Released: January 2015
On its English publication, the Engelsfors Trilogy drew comparisons to Buffy the Vampire Slayer, but for me it’s more of a mix between Supernatural and Pretty Little Liars – suitably fantastical and filled with horror tropes, but with plenty of teen drama thrown in for good measure.
In The Circle, we’re introduced to seven teenagers who are revealed as the chosen ones, the witches that have been picked to stop the impending apocalypse. In Fire, the girls are learning to cope with and control their newfound magical abilities, while dealing with dating, family drama and that upcoming end-of-the-world stuff, and in The Key, everything reaches a head as the girls prepare for their final showdown against the evil that has been plaguing them.
As the final book in the trilogy, The Key certainly packs the biggest punch – both in terms of plot twists and page count. Clocking in at 864 pages, The Key certainly demands a lot of your time but, luckily, the story is interesting enough to hold your attention. The magical elements come complete with mysteries to solve and secrets to keep but with five girls to follow – not to mention their parents, educators and love interests – this can be a little hard to keep track of, when they’re not playing out entirely as you expect them to.
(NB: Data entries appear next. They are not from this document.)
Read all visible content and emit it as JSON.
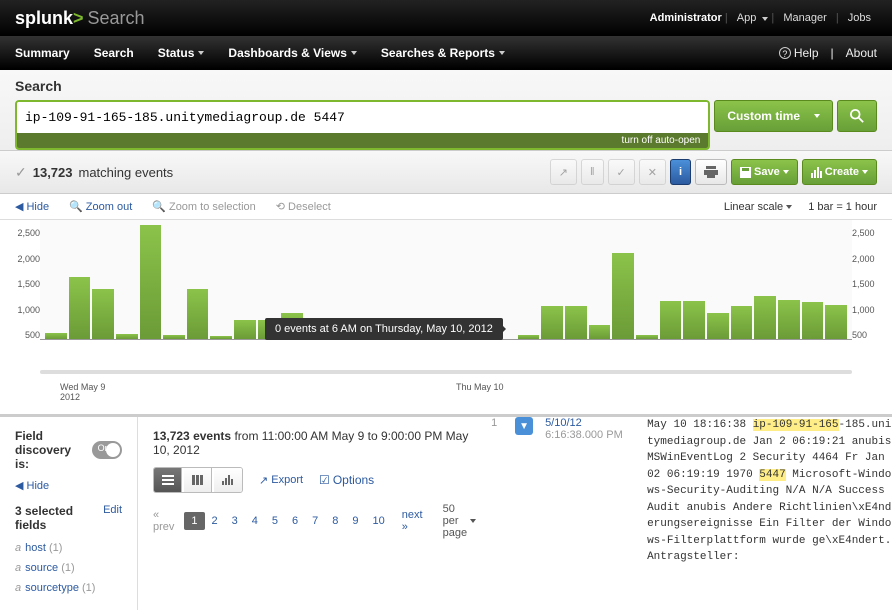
{
  "top": {
    "logo_brand": "splunk",
    "logo_gt": ">",
    "logo_app": "Search",
    "user": "Administrator",
    "links": [
      "App",
      "Manager",
      "Jobs"
    ]
  },
  "nav": {
    "items": [
      "Summary",
      "Search",
      "Status",
      "Dashboards & Views",
      "Searches & Reports"
    ],
    "help": "Help",
    "about": "About"
  },
  "search": {
    "title": "Search",
    "query": "ip-109-91-165-185.unitymediagroup.de 5447",
    "auto_open": "turn off auto-open",
    "time_label": "Custom time"
  },
  "results": {
    "count": "13,723",
    "label": "matching events",
    "save": "Save",
    "create": "Create"
  },
  "timeline": {
    "hide": "Hide",
    "zoom_out": "Zoom out",
    "zoom_sel": "Zoom to selection",
    "deselect": "Deselect",
    "scale": "Linear scale",
    "bar_info": "1 bar = 1 hour",
    "y_ticks": [
      "2,500",
      "2,000",
      "1,500",
      "1,000",
      "500"
    ],
    "ts_start": "May 9, 2012 11:00 AM",
    "ts_end": "May 10, 2012 9:00 PM",
    "x_ticks": [
      "Wed May 9\n2012",
      "Thu May 10"
    ],
    "tooltip": "0 events at 6 AM on Thursday, May 10, 2012"
  },
  "chart_data": {
    "type": "bar",
    "title": "",
    "xlabel": "",
    "ylabel": "",
    "ylim": [
      0,
      2500
    ],
    "x_range": [
      "2012-05-09T11:00",
      "2012-05-10T21:00"
    ],
    "bucket": "1 hour",
    "categories": [
      "11:00",
      "12:00",
      "13:00",
      "14:00",
      "15:00",
      "16:00",
      "17:00",
      "18:00",
      "19:00",
      "20:00",
      "21:00",
      "22:00",
      "23:00",
      "00:00",
      "01:00",
      "02:00",
      "03:00",
      "04:00",
      "05:00",
      "06:00",
      "07:00",
      "08:00",
      "09:00",
      "10:00",
      "11:00",
      "12:00",
      "13:00",
      "14:00",
      "15:00",
      "16:00",
      "17:00",
      "18:00",
      "19:00",
      "20:00"
    ],
    "values": [
      120,
      1300,
      1050,
      100,
      2400,
      80,
      1050,
      60,
      400,
      400,
      550,
      400,
      300,
      120,
      320,
      60,
      0,
      0,
      0,
      0,
      80,
      700,
      700,
      300,
      1800,
      80,
      800,
      800,
      550,
      700,
      900,
      830,
      780,
      720
    ]
  },
  "sidebar": {
    "field_disc": "Field discovery is:",
    "toggle": "On",
    "hide": "Hide",
    "sel_title": "3 selected fields",
    "edit": "Edit",
    "fields": [
      {
        "name": "host",
        "count": "(1)"
      },
      {
        "name": "source",
        "count": "(1)"
      },
      {
        "name": "sourcetype",
        "count": "(1)"
      }
    ]
  },
  "events": {
    "count": "13,723",
    "label": "events",
    "range": "from 11:00:00 AM May 9 to 9:00:00 PM May 10, 2012",
    "export": "Export",
    "options": "Options",
    "prev": "« prev",
    "pages": [
      "1",
      "2",
      "3",
      "4",
      "5",
      "6",
      "7",
      "8",
      "9",
      "10"
    ],
    "next": "next »",
    "perpage": "50 per page"
  },
  "event1": {
    "num": "1",
    "date": "5/10/12",
    "time": "6:16:38.000 PM",
    "p1": "May 10 18:16:38 ",
    "hl1": "ip-109-91-165",
    "p2": "-185.unitymediagroup.de Jan  2 06:19:21 anubis MSWinEventLog   2    Security    4464    Fr Jan 02 06:19:19 1970 ",
    "hl2": "5447",
    "p3": "    Microsoft-Windows-Security-Auditing      N/A    N/A    Success Audit  anubis  Andere Richtlinien\\xE4nderungsereignisse       Ein Filter der Windows-Filterplattform wurde ge\\xE4ndert.   Antragsteller:"
  }
}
One of the trilogy’s biggest praise points, however, is its attention to the nitty gritty detail. Beyond the fantastical, the magic and the supernatural, these novels are about growing up and dealing with the trials of being a teenager, including coping with divorce, opening up about your sexuality and surviving high school. Which, of course, is made all the more difficult when you can read minds, turn yourself invisible and control souls.
With The Circle, Mats Strandberg and Sara B. Elfgren wrote an incredibly successful and popular novel in their native Swedish, and it was picked up for publication in over 20 different languages within a year. However, there’s a moment about half way through book two when a character speaks out about the benefits of reading a book in its original language: “Translations do nothing,” he says, “but create barriers between you, the reader, and the author’s real message.” With this comment coming where it does in the trilogy, it’s hard not to read it as the authors’ commentary on their own work, so you can’t help but wonder what exactly it is that they feel has been lost in translation.
There are some faults to the story – multiple character perspectives can get confusing, and there are a lot of moments that just feel unnecessary – but maybe this is a fault of the translation. In any case, these books are an enjoyable read if you’re looking for an easy book that provides a quick break from reality. If the original text promises to be better than the English translation, it may be time to start learning Swedish to get the full impact.